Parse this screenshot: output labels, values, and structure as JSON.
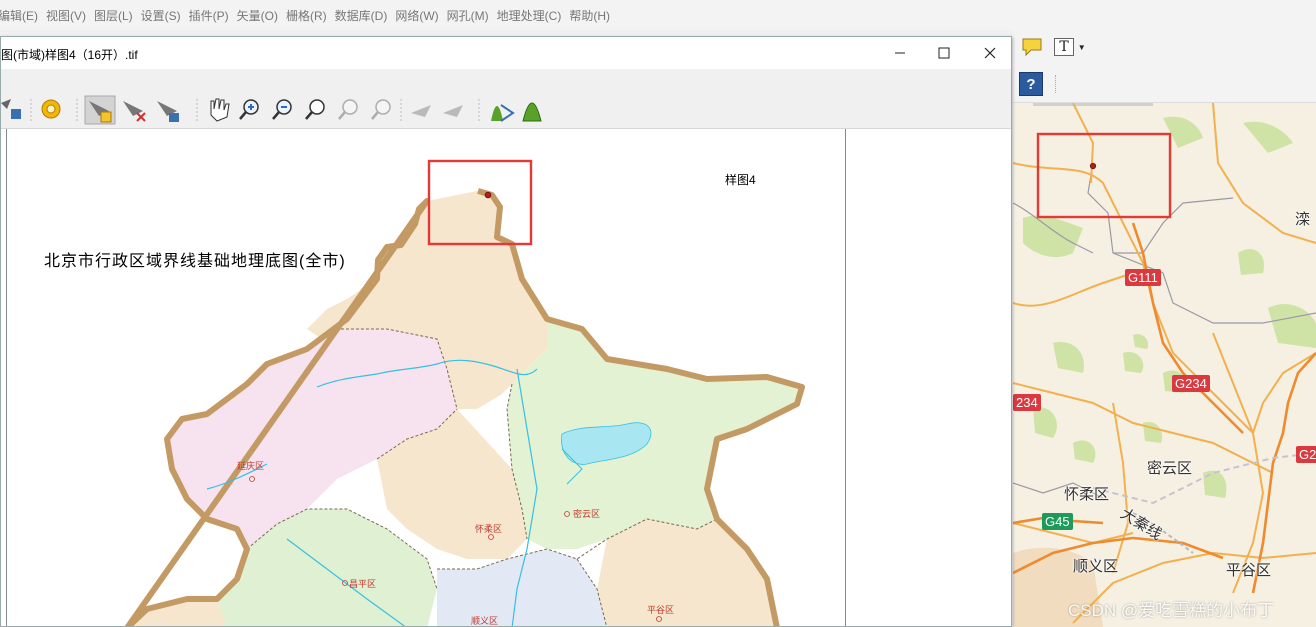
{
  "menu": [
    "编辑(E)",
    "视图(V)",
    "图层(L)",
    "设置(S)",
    "插件(P)",
    "矢量(O)",
    "栅格(R)",
    "数据库(D)",
    "网络(W)",
    "网孔(M)",
    "地理处理(C)",
    "帮助(H)"
  ],
  "main_toolbar": {
    "text_tool_label": "T"
  },
  "georef_window": {
    "title": "图(市域)样图4（16开）.tif",
    "minimize_label": "—",
    "maximize_label": "☐",
    "close_label": "✕"
  },
  "scanned_map": {
    "title": "北京市行政区域界线基础地理底图(全市)",
    "sheet_label": "样图4",
    "districts": [
      "延庆区",
      "怀柔区",
      "密云区",
      "昌平区",
      "顺义区",
      "平谷区"
    ]
  },
  "reference_map": {
    "districts": [
      "密云区",
      "怀柔区",
      "顺义区",
      "平谷区"
    ],
    "partial_labels": [
      "滦",
      "大秦线"
    ],
    "road_shields": [
      {
        "label": "G111",
        "color": "#d9393f"
      },
      {
        "label": "G234",
        "color": "#d9393f"
      },
      {
        "label": "234",
        "color": "#d9393f"
      },
      {
        "label": "G2",
        "color": "#d9393f"
      },
      {
        "label": "G45",
        "color": "#1e9a5a"
      }
    ]
  },
  "watermark": "CSDN @爱吃雪糕的小布丁",
  "colors": {
    "highlight_box": "#e53935",
    "gcp_point": "#c0392b",
    "boundary": "#c49a64"
  }
}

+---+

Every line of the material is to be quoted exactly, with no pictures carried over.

■ Worked solution:
Parse this screenshot: output labels, values, and structure as JSON.
{
  "menu": [
    "编辑(E)",
    "视图(V)",
    "图层(L)",
    "设置(S)",
    "插件(P)",
    "矢量(O)",
    "栅格(R)",
    "数据库(D)",
    "网络(W)",
    "网孔(M)",
    "地理处理(C)",
    "帮助(H)"
  ],
  "main_toolbar": {
    "text_tool_label": "T"
  },
  "georef_window": {
    "title": "图(市域)样图4（16开）.tif",
    "minimize_label": "—",
    "maximize_label": "☐",
    "close_label": "✕"
  },
  "scanned_map": {
    "title": "北京市行政区域界线基础地理底图(全市)",
    "sheet_label": "样图4",
    "districts": [
      "延庆区",
      "怀柔区",
      "密云区",
      "昌平区",
      "顺义区",
      "平谷区"
    ]
  },
  "reference_map": {
    "districts": [
      "密云区",
      "怀柔区",
      "顺义区",
      "平谷区"
    ],
    "partial_labels": [
      "滦",
      "大秦线"
    ],
    "road_shields": [
      {
        "label": "G111",
        "color": "#d9393f"
      },
      {
        "label": "G234",
        "color": "#d9393f"
      },
      {
        "label": "234",
        "color": "#d9393f"
      },
      {
        "label": "G2",
        "color": "#d9393f"
      },
      {
        "label": "G45",
        "color": "#1e9a5a"
      }
    ]
  },
  "watermark": "CSDN @爱吃雪糕的小布丁",
  "colors": {
    "highlight_box": "#e53935",
    "gcp_point": "#c0392b",
    "boundary": "#c49a64"
  }
}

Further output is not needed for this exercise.